Chevrolet's Engineering Department knew this was coming, so after a few months in the dyno lab, they countered with a brand-new "Police Cruiser" 348. It cost about $150 extra. It looked like a 280hp 348 (Tri-power induction), but it had a solid lifter high-performance camshaft (PN 3755946) and an 11.0:1 compression ratio. Horsepower was rated at 315 at 5,600 rpm. Its torque output rating was 356 at 3,600 rpm. With good numerical gearing and Positraction, acceleration was excellent. It took the extra torque and horsepower of the 315hp 348 to pull the extra weight of the engine and chassis. A good driver could do 0-60 in 7.2 seconds and run the quarter-mile in 15.0-15.2 seconds at 96-99 mph.
Records dictate that 1958 was an off-year saleswise for most manufacturers. Chevrolet's '58 car sales were 1,291,050. Of these, 784,667 were V-8-powered. That's 60 percent. Actual RPO engine sales were said to be lost in a fire decades ago. We estimated total 348 engine production at 30,000 with the 315-horsepower version at 1,000. Very few remain today.
Overall '59 sales increased 264,000 to come within 34,000 of record '57 totals. The '59 Chevrolet was a total redesign from 1958. It was the largest ever Chevrolet car built to date, and most people actually liked it. Those who did not called it the ugliest car ever built. Nonsense. Its styling was certainly controversial, but most thought it was right on the money for the times. After all, Chief Stylist Harley Earl loved fins. So did most of America. The '59 Chevrolet has forever been known as the "Bat Wing" car due to its rear fender and taillight configuration. Where I grew up in northern Illinois, there were about 15 known hot '59 Chevys who raced each other for bragging rights. Because their cars were their daily transportation, few ever went to the drags for fear of breaking. But many others did, and no one ever broke anything.
For model year 1959, seven 348 engines were offered. We do not recall any replacing another. Dealers heatedly dictated that Chevrolet get back into the performance arena. As just mentioned, Chevrolet engineers delivered, big time. All the new 348s had a compression ratio between 11.0:1-11.25:1. All had a solid lifter performance camshaft. The four-barrel engines produced 300, 305, and 320 horsepower. Then in February 1960, an even more powerful 335hp Tri-power 348 was introduced. It was similar to the 315hp Tri-power engine but had 11.25:1 compression and a camshaft with more duration and valve lift.

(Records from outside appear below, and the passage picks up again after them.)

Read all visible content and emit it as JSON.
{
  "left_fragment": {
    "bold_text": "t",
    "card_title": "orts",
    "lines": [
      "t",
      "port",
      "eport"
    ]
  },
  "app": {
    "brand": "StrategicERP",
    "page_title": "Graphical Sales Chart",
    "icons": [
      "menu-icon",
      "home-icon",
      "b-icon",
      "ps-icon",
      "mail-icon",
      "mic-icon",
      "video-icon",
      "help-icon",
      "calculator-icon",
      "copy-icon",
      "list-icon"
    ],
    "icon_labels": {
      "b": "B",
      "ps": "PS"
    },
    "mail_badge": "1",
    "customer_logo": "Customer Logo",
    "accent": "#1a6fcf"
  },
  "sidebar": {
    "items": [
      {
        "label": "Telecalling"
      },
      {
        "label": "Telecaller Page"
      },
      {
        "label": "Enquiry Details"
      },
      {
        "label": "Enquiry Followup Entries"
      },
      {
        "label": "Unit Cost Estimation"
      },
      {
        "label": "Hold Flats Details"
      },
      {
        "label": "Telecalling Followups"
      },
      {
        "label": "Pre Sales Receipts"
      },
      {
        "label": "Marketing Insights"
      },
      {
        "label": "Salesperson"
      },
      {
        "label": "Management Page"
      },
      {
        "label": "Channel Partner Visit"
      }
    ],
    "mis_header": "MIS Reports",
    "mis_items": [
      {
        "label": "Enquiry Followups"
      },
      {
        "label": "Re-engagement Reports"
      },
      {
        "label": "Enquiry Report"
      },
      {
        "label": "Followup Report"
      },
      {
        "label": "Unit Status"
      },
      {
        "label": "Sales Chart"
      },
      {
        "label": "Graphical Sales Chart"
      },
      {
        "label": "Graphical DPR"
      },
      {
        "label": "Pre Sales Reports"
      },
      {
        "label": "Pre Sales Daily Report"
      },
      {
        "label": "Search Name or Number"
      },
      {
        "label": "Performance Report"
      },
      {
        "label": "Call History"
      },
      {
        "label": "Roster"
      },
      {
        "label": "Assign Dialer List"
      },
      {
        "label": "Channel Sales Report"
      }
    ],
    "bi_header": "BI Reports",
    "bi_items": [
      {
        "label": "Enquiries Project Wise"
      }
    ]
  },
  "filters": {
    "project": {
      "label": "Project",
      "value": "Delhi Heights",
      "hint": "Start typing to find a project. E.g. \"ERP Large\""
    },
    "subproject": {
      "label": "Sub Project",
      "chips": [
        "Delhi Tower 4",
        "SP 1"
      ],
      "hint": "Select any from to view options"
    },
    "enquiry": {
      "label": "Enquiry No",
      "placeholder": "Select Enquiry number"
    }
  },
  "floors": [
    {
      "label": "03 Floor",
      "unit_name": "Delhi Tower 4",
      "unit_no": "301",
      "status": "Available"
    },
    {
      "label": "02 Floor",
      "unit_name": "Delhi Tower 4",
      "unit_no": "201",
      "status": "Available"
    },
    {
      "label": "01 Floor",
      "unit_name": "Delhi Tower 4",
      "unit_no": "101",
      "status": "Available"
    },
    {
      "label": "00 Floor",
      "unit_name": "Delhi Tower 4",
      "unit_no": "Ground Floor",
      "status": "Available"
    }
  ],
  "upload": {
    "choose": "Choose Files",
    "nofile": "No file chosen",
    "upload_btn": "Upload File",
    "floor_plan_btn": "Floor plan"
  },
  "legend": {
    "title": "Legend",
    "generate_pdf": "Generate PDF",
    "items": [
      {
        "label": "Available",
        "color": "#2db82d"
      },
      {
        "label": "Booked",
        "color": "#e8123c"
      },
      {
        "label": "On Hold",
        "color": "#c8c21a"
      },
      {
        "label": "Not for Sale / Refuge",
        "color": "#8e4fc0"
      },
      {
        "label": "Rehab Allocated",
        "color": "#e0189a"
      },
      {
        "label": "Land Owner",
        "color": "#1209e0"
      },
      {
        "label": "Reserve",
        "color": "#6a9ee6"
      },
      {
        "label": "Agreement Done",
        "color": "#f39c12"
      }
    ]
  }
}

We estimate total 348 production at 40,000. Solid lifter versions: 8,000. Few remain today.
A fuel-injected 283 was also offered, but very few were sold; some estimate no more than 30. The only original car we know of was the late Johnny Loper's black Biscayne. The Super Chevy Hall of Famer installed tubular headers and drag raced it in the B/Gas class in Phoenix.
The 348's horsepower ratings were really on a roll. Chevy's high-performance truck engine was taking no prisoners. The great thing about the 1958-up Chevy cars was the coil-spring rear suspension. Rear wheelhop on launch was nil. The four-speed transmission shifted like a hot knife cutting through butter. The weak link on the 348 was its tiny exhaust manifolds. The cheapest '60 Chevy car base price was a whopping $4 (pun intended) more than the 1959. The hottest 348, RPO 593, was a scalding 350hp monster. It cost about $350 extra. Yes, the hottest 348 was now producing more than one horsepower per cubic inch, just like the hottest fuel-injected 283. We estimate total 348 production at 50,000. Solid lifter versions: 15,000. Few remain today.